## What you need to do
Within the data below, count every line that includes "Radius" and report the total alone.

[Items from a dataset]
..............................
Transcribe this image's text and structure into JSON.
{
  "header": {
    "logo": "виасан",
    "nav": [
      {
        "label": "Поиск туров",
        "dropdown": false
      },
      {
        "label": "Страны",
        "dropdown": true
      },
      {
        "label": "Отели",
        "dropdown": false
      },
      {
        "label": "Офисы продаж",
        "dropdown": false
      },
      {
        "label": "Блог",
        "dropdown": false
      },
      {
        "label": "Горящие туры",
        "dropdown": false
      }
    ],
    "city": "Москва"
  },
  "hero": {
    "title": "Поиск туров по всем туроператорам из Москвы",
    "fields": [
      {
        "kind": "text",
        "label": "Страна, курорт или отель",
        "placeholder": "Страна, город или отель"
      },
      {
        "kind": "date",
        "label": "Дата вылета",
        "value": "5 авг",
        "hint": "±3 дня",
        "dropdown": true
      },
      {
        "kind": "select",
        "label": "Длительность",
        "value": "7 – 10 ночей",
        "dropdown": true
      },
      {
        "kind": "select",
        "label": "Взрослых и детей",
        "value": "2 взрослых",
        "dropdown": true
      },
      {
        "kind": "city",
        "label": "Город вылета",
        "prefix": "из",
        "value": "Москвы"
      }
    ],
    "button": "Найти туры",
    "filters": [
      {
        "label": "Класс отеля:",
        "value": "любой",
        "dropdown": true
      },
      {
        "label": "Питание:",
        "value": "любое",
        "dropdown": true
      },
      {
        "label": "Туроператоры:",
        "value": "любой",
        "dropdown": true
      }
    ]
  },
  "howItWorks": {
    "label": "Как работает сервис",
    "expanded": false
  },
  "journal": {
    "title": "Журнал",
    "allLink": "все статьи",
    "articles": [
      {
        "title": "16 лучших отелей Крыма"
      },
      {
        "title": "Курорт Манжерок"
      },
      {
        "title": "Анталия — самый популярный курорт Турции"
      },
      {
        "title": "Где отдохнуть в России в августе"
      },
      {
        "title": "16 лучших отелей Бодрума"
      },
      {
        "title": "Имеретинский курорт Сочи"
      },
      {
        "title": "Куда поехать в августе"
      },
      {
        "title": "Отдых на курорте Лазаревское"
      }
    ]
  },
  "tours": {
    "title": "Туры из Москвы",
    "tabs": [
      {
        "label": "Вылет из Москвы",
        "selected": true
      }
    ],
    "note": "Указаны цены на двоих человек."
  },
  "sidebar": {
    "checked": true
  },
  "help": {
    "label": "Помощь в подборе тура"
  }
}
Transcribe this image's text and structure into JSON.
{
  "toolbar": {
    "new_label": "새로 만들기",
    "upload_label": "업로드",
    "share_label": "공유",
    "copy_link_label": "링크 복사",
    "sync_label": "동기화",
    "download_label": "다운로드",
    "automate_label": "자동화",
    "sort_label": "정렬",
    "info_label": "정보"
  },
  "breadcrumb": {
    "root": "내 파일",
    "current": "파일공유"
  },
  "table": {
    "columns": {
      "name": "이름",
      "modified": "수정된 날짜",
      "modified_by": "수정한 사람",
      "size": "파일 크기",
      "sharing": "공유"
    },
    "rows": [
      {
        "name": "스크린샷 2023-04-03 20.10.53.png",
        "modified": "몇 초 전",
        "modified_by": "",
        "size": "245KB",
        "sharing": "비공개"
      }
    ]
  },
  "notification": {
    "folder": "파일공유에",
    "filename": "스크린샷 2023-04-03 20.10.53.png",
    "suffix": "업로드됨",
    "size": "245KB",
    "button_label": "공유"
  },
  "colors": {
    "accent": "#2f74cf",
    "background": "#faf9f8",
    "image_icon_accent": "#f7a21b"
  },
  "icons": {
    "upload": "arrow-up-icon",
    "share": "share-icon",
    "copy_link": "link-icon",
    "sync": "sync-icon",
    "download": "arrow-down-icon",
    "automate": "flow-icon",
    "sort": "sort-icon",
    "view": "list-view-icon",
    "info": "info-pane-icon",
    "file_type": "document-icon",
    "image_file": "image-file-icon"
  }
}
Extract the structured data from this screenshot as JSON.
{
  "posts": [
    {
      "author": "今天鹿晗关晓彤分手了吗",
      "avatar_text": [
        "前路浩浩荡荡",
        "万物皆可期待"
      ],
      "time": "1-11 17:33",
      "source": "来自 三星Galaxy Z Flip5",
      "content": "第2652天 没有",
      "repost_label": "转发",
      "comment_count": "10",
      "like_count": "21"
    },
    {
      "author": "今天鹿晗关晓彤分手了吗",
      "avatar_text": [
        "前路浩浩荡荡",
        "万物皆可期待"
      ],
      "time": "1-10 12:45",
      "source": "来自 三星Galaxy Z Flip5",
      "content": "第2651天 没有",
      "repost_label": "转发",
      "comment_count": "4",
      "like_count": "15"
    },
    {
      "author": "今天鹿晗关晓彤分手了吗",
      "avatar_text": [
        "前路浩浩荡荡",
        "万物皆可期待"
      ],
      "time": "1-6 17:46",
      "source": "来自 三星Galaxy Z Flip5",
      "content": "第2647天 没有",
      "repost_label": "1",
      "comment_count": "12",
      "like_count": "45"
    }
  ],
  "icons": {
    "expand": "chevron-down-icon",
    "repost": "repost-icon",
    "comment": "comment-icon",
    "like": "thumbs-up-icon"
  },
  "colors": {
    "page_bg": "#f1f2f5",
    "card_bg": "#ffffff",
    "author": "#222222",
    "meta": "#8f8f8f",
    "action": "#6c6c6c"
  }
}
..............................
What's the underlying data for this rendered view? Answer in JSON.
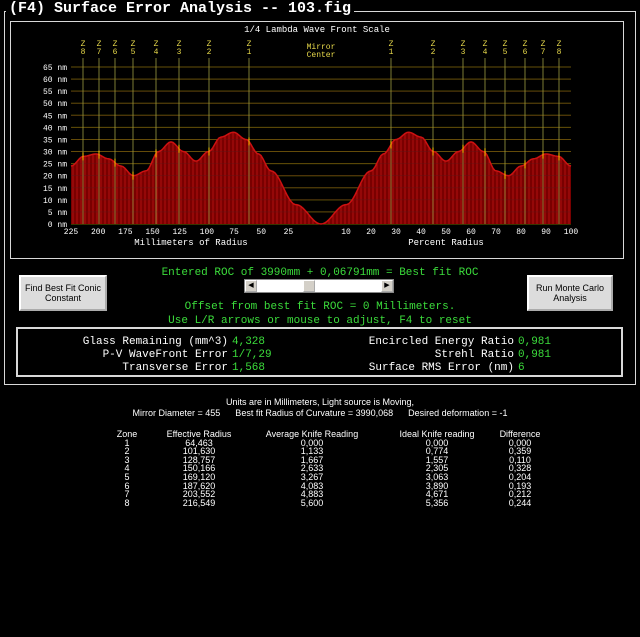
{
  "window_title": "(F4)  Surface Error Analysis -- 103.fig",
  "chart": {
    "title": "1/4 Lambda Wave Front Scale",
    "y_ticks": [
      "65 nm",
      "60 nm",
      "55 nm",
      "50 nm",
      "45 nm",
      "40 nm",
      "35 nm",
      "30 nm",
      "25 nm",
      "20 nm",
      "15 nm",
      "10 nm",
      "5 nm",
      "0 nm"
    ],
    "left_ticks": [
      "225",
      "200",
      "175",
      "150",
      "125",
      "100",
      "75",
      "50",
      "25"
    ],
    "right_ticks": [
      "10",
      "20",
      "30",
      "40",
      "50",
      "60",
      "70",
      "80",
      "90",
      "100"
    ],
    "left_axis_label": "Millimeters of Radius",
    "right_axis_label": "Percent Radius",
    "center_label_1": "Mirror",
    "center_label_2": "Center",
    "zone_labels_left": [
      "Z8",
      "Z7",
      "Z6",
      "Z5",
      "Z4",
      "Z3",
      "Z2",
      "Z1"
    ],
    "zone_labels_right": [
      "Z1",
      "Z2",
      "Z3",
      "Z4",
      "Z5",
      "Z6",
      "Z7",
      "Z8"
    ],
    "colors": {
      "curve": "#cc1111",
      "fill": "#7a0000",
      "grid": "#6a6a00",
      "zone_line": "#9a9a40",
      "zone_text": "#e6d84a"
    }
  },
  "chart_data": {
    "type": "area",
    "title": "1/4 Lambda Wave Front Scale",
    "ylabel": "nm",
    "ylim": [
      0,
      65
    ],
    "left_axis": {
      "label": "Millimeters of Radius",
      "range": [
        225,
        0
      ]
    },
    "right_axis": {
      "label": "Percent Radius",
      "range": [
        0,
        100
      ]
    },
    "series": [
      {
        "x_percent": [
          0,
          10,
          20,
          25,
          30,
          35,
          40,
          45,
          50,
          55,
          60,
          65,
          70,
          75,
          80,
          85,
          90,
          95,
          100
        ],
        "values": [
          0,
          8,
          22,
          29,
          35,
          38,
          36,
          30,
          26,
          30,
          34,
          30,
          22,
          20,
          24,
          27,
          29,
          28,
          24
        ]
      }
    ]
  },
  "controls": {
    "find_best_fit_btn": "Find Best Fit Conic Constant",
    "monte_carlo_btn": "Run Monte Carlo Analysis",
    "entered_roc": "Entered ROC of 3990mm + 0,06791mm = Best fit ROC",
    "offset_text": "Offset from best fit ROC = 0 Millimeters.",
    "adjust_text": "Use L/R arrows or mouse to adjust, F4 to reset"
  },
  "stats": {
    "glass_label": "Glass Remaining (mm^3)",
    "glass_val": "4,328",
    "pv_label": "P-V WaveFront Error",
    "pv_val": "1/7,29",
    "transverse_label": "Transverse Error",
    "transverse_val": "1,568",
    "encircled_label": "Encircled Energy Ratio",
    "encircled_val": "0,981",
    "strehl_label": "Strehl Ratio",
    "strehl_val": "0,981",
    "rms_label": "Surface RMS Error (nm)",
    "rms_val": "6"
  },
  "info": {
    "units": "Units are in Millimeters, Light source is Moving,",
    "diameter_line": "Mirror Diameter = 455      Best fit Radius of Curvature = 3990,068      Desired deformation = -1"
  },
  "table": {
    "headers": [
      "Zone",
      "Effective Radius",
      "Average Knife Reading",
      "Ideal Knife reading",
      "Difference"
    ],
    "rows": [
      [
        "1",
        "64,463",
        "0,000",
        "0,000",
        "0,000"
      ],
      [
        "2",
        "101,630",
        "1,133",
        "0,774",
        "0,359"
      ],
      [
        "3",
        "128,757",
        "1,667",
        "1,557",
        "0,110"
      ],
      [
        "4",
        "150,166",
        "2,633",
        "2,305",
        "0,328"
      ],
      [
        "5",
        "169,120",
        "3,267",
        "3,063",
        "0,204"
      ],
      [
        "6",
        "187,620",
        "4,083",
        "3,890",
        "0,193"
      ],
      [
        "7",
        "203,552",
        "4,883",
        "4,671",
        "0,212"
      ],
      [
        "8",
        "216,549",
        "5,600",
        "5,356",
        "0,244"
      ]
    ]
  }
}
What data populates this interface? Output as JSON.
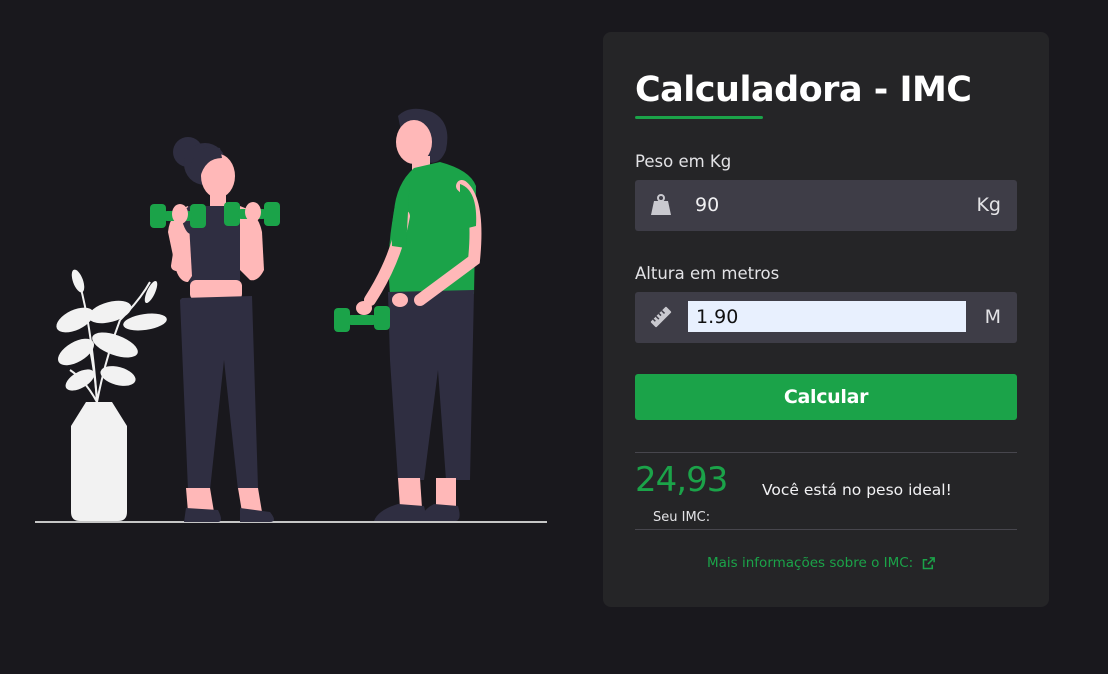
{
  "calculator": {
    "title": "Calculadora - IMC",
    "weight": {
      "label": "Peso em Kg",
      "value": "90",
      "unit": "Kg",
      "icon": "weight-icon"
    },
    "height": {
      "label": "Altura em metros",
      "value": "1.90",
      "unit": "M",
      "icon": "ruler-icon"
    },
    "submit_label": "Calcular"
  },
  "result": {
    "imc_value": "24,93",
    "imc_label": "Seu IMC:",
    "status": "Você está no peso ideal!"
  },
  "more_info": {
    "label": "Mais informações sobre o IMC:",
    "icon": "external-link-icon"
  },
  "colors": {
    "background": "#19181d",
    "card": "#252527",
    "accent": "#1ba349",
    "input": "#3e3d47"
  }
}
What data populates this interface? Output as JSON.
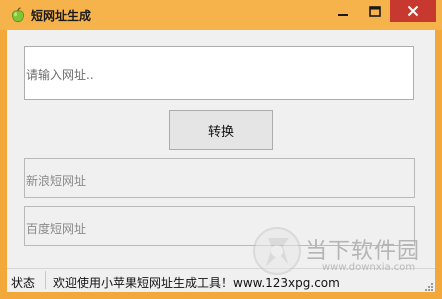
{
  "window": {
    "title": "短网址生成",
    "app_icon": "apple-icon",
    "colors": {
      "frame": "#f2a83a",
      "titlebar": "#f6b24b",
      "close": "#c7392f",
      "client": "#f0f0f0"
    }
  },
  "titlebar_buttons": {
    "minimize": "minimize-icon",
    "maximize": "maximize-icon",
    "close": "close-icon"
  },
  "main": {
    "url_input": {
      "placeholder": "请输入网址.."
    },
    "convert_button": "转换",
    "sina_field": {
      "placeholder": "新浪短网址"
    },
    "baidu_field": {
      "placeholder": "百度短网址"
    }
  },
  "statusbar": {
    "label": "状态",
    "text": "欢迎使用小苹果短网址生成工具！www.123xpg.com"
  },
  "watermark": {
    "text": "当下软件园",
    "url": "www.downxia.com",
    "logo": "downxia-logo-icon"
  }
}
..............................
## Task response
6